US diplomat Hiram Bingham IV, based in Marseille, disobeyed his superiors in July 1940 by sheltering Lion Feuchtwanger, a German writer who had been so critical of the Nazis his citizenship had been revoked and his books publicly burnt.


Over the course of ten months, Bingham accelerated the issuing of visas and travel documents so that around 2,500 refugees could flee, until the State Department moved him back to the US. One of those saved, Austrian engineer Fred Buch, later called him “The angel of liberation”.

Hiram Bingham IV

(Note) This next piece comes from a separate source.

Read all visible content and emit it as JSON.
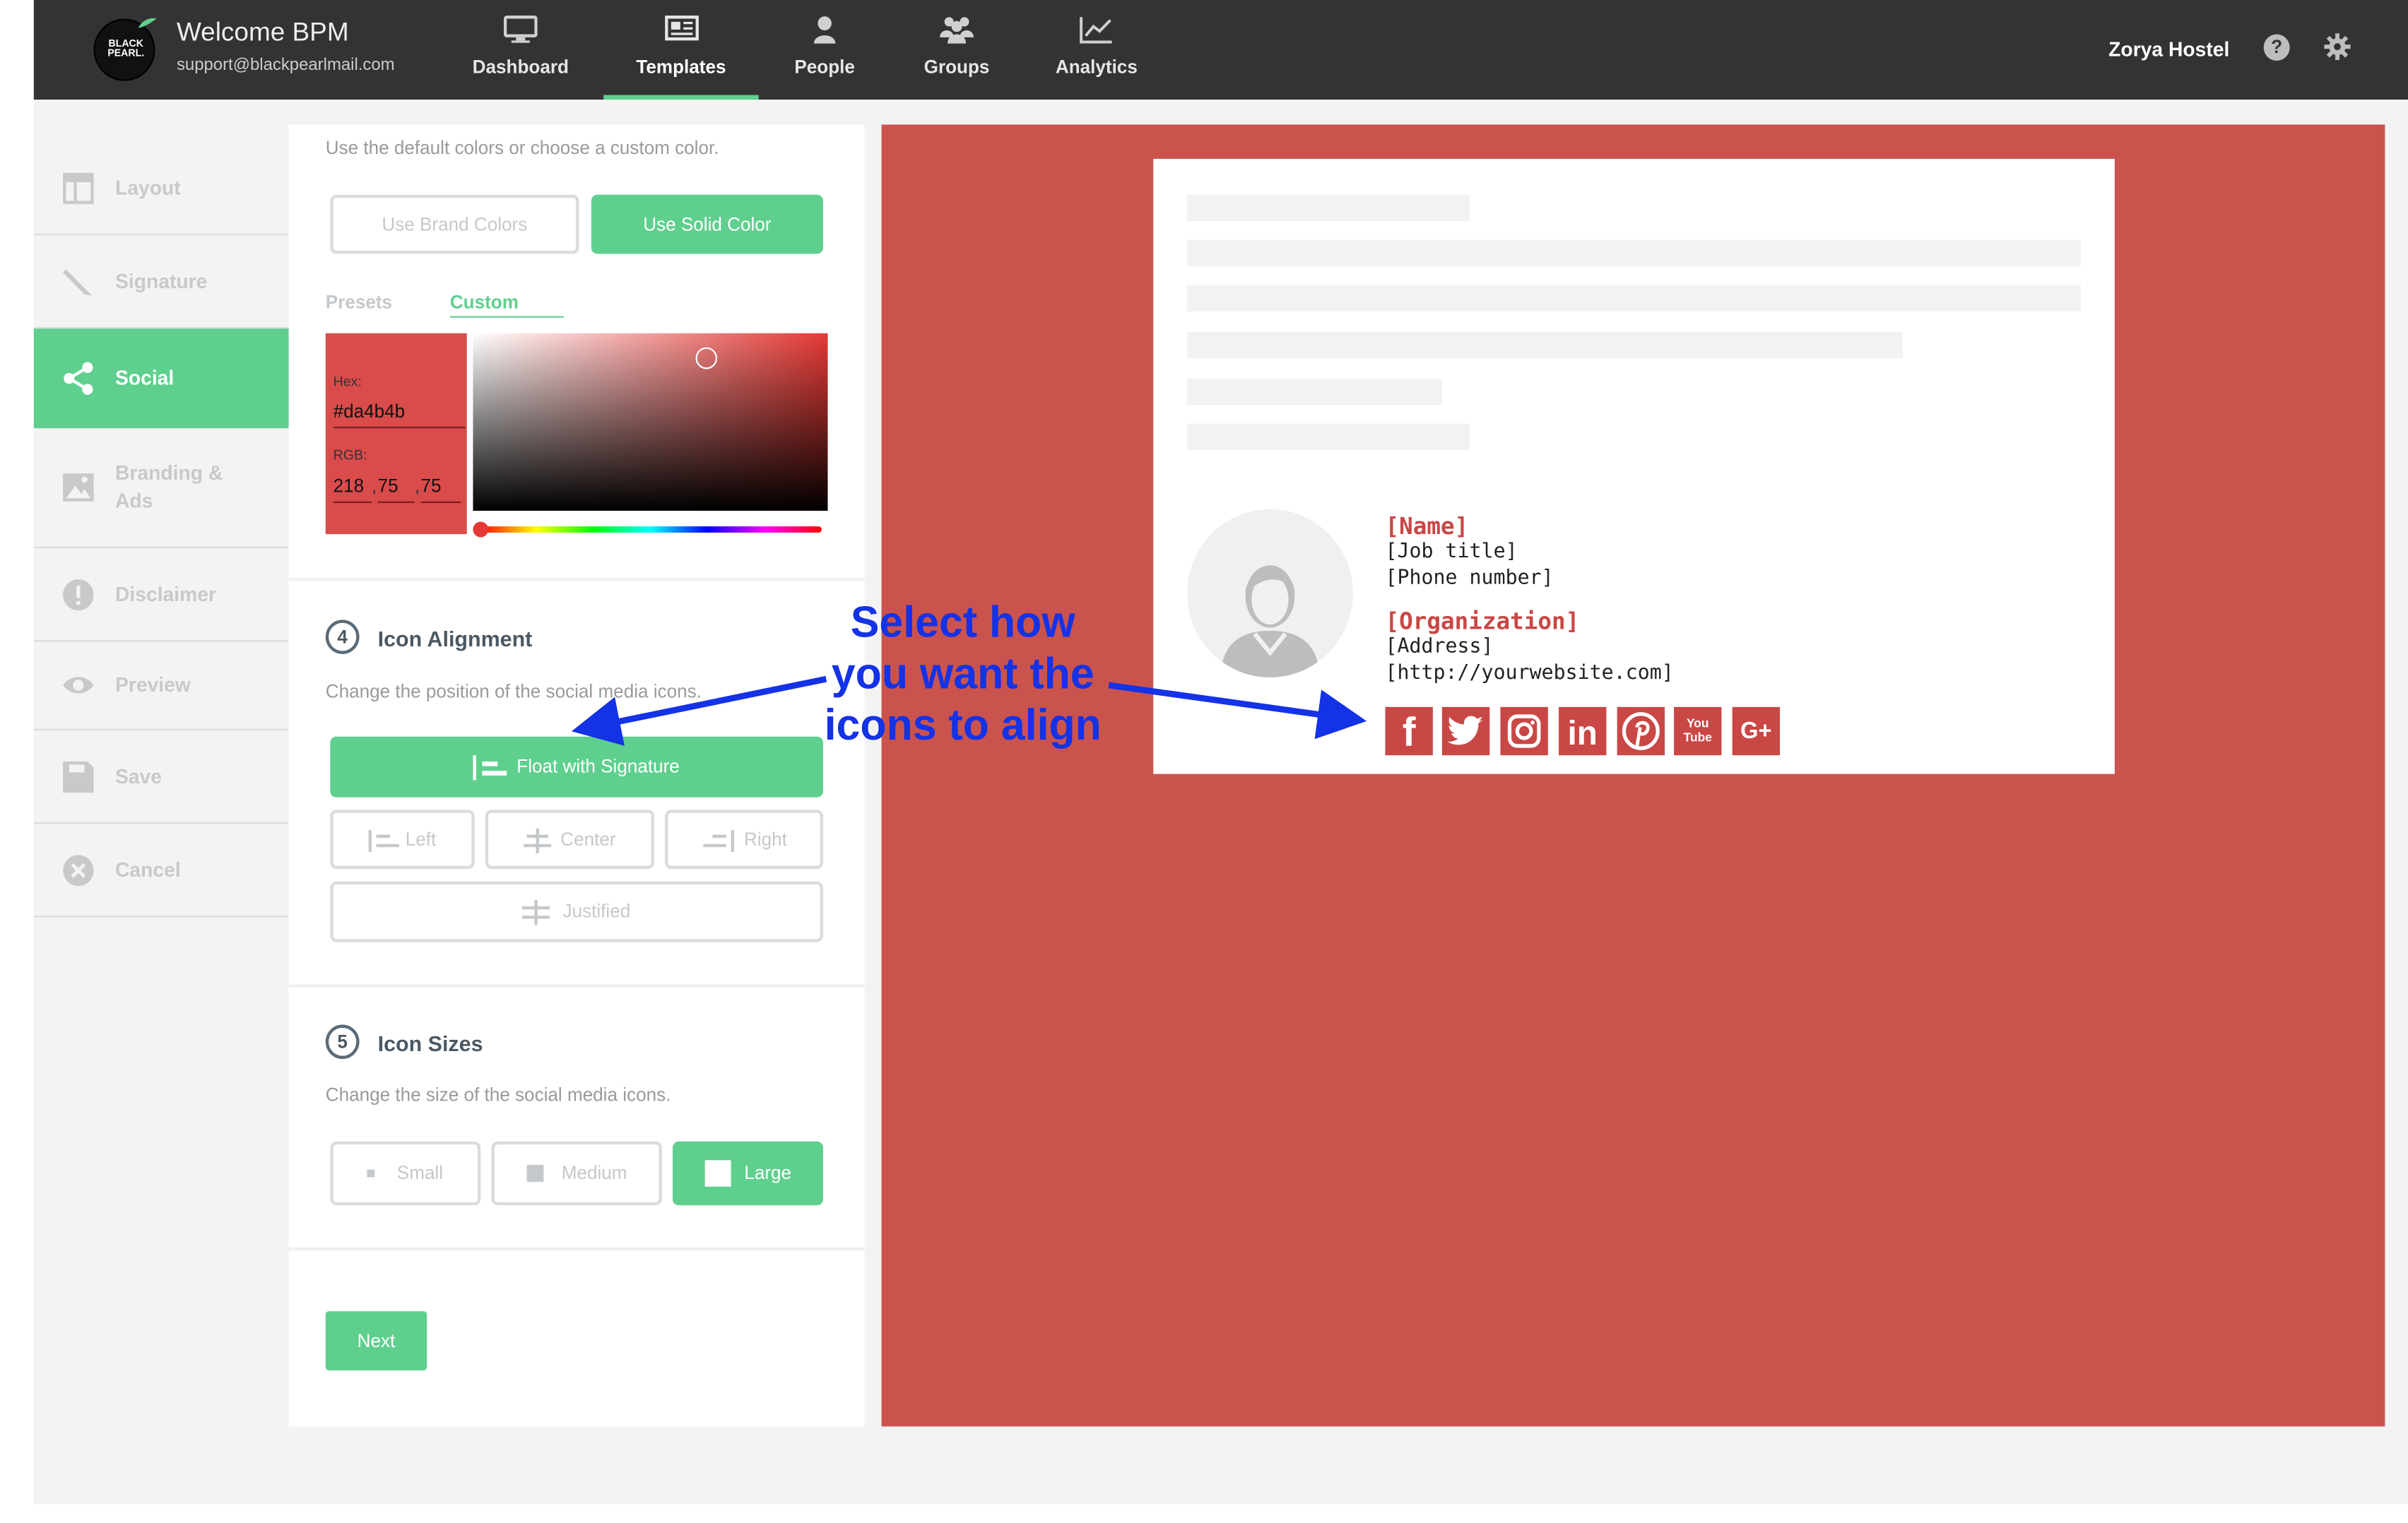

During this time, Bingham also sidestepped stubborn US state actors by working with grassroots movements. He assisted journalist Varian Fry, a representative in Marseilles of the New York-based Emergency Rescue Committee, established in 1940. Fry would help around 2,000 refugees escape France. Bingham also worked with Martha and Waitstill Sharp of the Unitarian Services Committee, who were initially based in Prague, before escaping arrest and travelling to Lisbon and later southern France to help relief efforts and refugee escape. Martha’s organisation of the transport of children to the US became a model for later child refugee rescue efforts in the war.